Japan Chooses Its New Prime Minister
The LDP, Japan's ruling party, elects Japan's next Prime Minister, Fumio Kishida.
Winning Japan’s ruling Liberal Democratic Party’s (LDP) majority vote, former Foreign Minister Fumio Kishida is set to become Japan’s new Prime Minister.
In his acceptance speech, Kishida reiterated his plans to lead a transformed party in the upcoming general election, with a full focus on fighting the COVID-19 pandemic which is exhausting Japan's economy.
The former Foreign Minister, who enjoys moderate public support, surprisingly defeated former Defense Minister Taro Kono, who is considered a powerful figure and a favorable candidate.
Kishida is stepping in to fill the position left vacant by previous PM Yoshihide Suga, whose unpopularity and mishandling of the pandemic led him to relinquish all hopes of re-electing him as party leader after only one year in office.
The Japanese general elections are due on November 28.
Who is Fumio Kishida?
Fumio Kishida served as Minister of Foreign Affairs in the government of former Prime Minister Shinzo Abe for five years (2012-2017).
He is an ardent activist for global nuclear disarmament, and he notably contributed to Barack Obama's visit to Hiroshima in 2016, the first visit by a US president, while in office, to the city that was destroyed by an American atomic bomb in 1945.
On the economic front, the former banker promised a new fiscal stimulus plan to speed up recovery after the coronavirus pandemic and demonstrated his desire to reduce social inequalities.
Kishida’s economic policy seems focused on the need to distribute more wealth to households.

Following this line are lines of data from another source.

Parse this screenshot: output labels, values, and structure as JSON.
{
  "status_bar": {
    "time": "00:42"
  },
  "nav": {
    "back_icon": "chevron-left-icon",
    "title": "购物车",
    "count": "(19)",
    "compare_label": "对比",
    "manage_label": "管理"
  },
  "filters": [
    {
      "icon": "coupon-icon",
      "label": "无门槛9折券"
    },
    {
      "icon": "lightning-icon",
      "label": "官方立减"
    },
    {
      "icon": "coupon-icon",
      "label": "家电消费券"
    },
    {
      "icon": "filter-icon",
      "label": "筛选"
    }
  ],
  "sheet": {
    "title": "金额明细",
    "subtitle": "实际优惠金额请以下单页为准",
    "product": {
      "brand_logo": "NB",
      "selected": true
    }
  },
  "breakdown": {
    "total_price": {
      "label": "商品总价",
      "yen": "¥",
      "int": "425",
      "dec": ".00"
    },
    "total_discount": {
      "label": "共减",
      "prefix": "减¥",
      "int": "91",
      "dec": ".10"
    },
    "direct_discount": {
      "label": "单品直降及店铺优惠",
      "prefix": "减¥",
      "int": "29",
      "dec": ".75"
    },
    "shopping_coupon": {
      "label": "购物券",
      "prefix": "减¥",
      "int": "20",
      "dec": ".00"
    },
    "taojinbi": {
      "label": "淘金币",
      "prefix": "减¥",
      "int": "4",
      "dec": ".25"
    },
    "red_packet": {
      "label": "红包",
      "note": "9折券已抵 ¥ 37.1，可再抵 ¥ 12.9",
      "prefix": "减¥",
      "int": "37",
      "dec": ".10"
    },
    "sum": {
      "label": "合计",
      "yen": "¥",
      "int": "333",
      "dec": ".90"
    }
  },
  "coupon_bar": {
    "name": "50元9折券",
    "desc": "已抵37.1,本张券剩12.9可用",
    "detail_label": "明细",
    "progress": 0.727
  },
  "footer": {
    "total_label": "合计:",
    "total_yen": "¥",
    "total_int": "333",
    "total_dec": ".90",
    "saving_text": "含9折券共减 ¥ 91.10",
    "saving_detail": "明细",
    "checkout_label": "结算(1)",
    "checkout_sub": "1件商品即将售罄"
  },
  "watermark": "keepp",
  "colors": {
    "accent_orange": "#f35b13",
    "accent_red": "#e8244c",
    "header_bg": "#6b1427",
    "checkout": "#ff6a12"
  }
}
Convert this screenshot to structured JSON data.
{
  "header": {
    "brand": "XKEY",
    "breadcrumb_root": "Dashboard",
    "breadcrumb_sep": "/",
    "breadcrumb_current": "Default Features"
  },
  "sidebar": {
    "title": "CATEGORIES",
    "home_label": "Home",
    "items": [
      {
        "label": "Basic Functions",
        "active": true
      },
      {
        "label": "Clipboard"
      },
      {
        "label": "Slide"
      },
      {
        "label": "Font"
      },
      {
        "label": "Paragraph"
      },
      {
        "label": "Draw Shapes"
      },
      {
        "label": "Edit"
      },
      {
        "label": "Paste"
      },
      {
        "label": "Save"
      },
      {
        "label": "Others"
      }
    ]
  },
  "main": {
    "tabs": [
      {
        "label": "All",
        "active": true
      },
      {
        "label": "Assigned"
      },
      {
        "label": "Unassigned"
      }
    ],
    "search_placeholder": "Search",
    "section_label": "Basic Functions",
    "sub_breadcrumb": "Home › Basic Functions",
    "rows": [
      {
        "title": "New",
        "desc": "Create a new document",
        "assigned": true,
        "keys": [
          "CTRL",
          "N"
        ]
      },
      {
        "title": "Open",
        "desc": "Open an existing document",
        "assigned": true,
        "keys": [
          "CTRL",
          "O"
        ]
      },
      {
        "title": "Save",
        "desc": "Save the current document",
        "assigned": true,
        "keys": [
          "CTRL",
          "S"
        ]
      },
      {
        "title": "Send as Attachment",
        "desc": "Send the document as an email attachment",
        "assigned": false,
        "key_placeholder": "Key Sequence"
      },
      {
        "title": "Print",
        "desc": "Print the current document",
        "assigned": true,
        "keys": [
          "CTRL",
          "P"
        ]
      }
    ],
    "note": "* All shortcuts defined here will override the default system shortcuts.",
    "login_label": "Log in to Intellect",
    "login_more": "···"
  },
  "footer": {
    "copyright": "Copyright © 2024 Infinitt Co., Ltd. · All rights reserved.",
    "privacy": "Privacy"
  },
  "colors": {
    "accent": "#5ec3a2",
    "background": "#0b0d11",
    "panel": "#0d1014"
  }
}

His approach comes in stark contrast to former PM Shinzo Abe’s economic policies, dubbed “Abenomics”, which focused on boosting corporate profits with the hope of its benefits trickling down on workers and wage-earners.
However, he appears more cautious on social issues, stating that he "has not reached the point of accepting same-sex marriage", which is not legal in Japan.
Kishida lived several years of his childhood with his family in New York and says he was a victim of racism at school, an experience he describes as difficult, yet one that gave him a penchant for justice and fairness.